We would say colloquially in English, "They are playing mummies and daddies." Mummies and daddies.... parents!
That makes sense to me. But would anyone in English say: "They are playing parents"?, which DL deems correct.
literal translation 'they play parents' they are acting as/pretending to be parents.
To the Danes : is it "pretending to be of the same family" or "pretending they have children" ?
Second one :)
At lege can also mean to pretend (to be). So in this case: they pretend to be parents.
My question was not on 'at lege' which I understood with the correction of the sentence. My question was really about the sense of 'parents'.
Then I'm afraid I do not understand your questions. Parents always have children, do they not? :)
No, for example, brother, sister and cousins can be said parents.
They are not parents of each other. But are parents. Like "they are of the same family".
do you mean 'relatives'?- people who are part of the same family. 'Parents' means only those who have children and it is not used in the same way as it is in the romance languages.

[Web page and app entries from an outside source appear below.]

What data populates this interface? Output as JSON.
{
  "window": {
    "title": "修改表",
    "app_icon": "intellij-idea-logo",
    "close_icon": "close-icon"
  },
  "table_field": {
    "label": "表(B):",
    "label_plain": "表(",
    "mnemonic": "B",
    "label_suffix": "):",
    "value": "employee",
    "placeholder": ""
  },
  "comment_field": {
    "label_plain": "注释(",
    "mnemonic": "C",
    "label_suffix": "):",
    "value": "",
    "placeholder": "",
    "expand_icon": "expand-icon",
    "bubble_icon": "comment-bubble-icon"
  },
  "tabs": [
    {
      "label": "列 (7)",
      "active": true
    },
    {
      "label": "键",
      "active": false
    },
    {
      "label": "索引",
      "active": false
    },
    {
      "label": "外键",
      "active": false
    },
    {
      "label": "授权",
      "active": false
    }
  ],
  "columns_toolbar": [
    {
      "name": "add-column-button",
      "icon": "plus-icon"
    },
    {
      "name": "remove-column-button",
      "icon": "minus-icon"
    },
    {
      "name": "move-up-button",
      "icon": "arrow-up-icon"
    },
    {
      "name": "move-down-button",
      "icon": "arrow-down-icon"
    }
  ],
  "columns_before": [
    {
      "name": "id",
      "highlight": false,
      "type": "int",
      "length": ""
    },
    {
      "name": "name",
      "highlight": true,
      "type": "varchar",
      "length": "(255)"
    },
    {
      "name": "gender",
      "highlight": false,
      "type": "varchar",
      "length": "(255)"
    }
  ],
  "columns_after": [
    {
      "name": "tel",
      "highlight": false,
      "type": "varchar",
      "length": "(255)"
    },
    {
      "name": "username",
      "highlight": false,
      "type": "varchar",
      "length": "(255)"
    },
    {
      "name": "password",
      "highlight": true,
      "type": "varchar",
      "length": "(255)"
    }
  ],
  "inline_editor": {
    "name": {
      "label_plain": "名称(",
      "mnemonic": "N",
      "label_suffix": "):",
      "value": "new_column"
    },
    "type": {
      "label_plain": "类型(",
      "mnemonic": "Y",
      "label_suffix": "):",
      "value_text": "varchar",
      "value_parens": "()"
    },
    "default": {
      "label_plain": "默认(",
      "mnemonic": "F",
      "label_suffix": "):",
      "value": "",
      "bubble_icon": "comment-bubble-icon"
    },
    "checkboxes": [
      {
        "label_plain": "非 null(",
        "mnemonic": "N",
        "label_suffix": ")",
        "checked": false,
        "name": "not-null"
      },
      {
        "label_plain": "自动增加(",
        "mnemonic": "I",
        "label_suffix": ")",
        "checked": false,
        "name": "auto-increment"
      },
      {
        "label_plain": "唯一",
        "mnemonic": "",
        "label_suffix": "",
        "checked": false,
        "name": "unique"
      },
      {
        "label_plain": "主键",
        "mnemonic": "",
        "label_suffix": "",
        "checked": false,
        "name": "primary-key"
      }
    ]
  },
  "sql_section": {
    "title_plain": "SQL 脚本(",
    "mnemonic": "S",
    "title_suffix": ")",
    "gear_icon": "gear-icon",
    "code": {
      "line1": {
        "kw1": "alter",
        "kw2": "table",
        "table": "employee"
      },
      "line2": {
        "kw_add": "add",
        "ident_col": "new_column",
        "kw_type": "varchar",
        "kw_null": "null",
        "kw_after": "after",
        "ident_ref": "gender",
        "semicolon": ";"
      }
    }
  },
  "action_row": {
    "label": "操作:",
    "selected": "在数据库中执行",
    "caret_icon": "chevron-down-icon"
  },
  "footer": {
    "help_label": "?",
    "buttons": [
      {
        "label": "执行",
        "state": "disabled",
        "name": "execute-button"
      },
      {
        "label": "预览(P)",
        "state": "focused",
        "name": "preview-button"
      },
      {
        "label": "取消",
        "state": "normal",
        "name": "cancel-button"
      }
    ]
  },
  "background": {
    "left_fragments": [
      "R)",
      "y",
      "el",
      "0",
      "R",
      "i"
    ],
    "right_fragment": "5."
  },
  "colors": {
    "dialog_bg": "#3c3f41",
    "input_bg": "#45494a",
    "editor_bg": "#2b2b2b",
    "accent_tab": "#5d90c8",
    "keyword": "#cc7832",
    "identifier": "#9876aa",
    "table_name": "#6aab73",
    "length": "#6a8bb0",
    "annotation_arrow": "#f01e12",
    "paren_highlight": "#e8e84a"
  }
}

In Portuguese we use the word "parentes" to every member of the family, which translates to relatives in English. For parents we use the word "pais" which literally would translate to "dads". It is sometimes confusing for Portuguese speakers when learning another language for that same reason, but here it's the same: it doesn't apply to relatives, only parents.
My native language is English. My "Parents" include my mother and my father (or I guess it could include your step parents). Nobody else. My cousins, grandparents etc., are not my parents but my reletives.
I understood it as "they played the role of parents in a play", or in a movie or something like that
In French, it means children are playing, pretending to be parents. Usually a girl says "I am the mother" and to the boy "You are the father"
The Danish word "leger" has elsewhere been translated as "play". So does the sentence refer to children playing at being parents, or to childless adults pretending, for some reason, that they have children? I know this has been mentioned before but I can't see any definitive answer.
I put as an answer 'they are pretend parents' which works in English (I appreciate it might not work in other languages!). It was marked as wrong, which I accept, but could it be a valid alternative answer?
Having come back to it again, I think there's a verb missing. It would make more sense (in English): "They are playing AT BEING parents". If of course that's what the translation would be.
The weirdest thing is that "they play parents" isn't allowed. Or you really gonna say me it doesn't have this meaning in English?
@rodrigolb2 good to find out another Portuguese speaker who learns Danish